Data excerpts »
++++++

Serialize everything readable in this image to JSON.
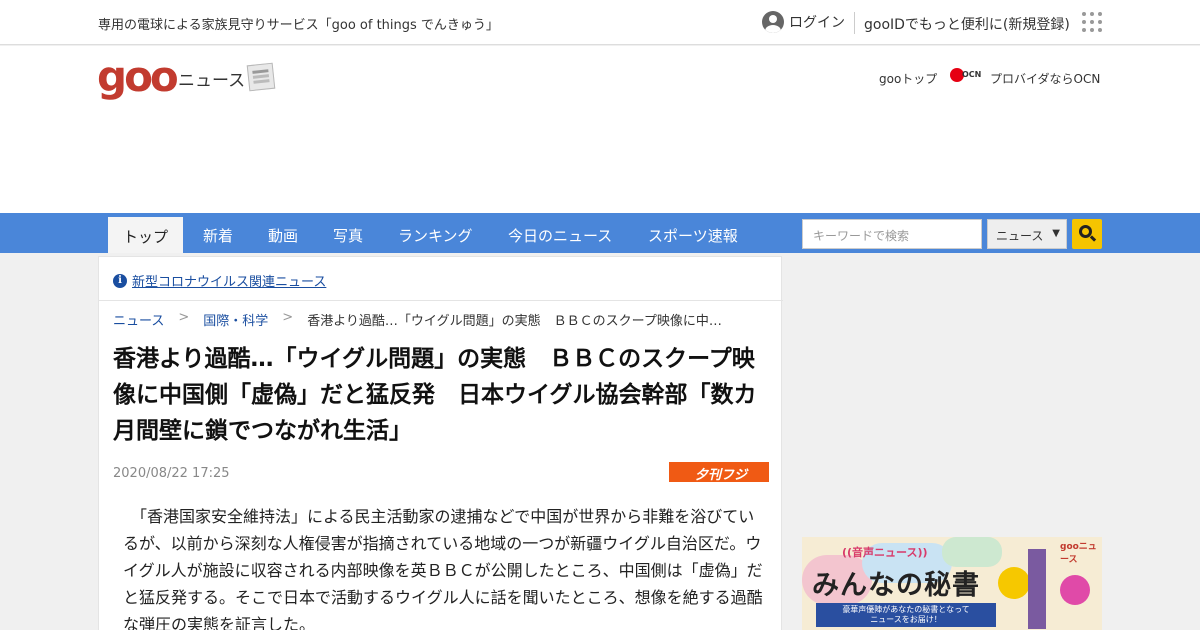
{
  "topbar": {
    "promo": "専用の電球による家族見守りサービス「goo of things でんきゅう」",
    "login": "ログイン",
    "register": "gooIDでもっと便利に(新規登録)"
  },
  "header": {
    "logo": "goo",
    "logo_sub": "ニュース",
    "goo_top": "gooトップ",
    "ocn_badge": "OCN",
    "ocn_label": "プロバイダならOCN"
  },
  "nav": {
    "tabs": [
      {
        "label": "トップ",
        "active": true
      },
      {
        "label": "新着"
      },
      {
        "label": "動画"
      },
      {
        "label": "写真"
      },
      {
        "label": "ランキング"
      },
      {
        "label": "今日のニュース"
      },
      {
        "label": "スポーツ速報"
      }
    ],
    "search_placeholder": "キーワードで検索",
    "search_scope": "ニュース",
    "accent_color": "#4a86d9",
    "search_button_color": "#f5c400"
  },
  "article": {
    "covid_link": "新型コロナウイルス関連ニュース",
    "breadcrumb": [
      "ニュース",
      "国際・科学",
      "香港より過酷…「ウイグル問題」の実態　ＢＢＣのスクープ映像に中…"
    ],
    "title": "香港より過酷…「ウイグル問題」の実態　ＢＢＣのスクープ映像に中国側「虚偽」だと猛反発　日本ウイグル協会幹部「数カ月間壁に鎖でつながれ生活」",
    "date": "2020/08/22 17:25",
    "source": "夕刊フジ",
    "body": "　「香港国家安全維持法」による民主活動家の逮捕などで中国が世界から非難を浴びているが、以前から深刻な人権侵害が指摘されている地域の一つが新疆ウイグル自治区だ。ウイグル人が施設に収容される内部映像を英ＢＢＣが公開したところ、中国側は「虚偽」だと猛反発する。そこで日本で活動するウイグル人に話を聞いたところ、想像を絶する過酷な弾圧の実態を証言した。"
  },
  "ad": {
    "voice_label": "((音声ニュース))",
    "goo_news": "gooニュース",
    "headline": "みんなの秘書",
    "banner_line1": "豪華声優陣があなたの秘書となって",
    "banner_line2": "ニュースをお届け！"
  }
}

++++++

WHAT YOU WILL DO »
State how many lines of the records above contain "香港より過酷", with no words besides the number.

RESULT OF THIS TASK »
2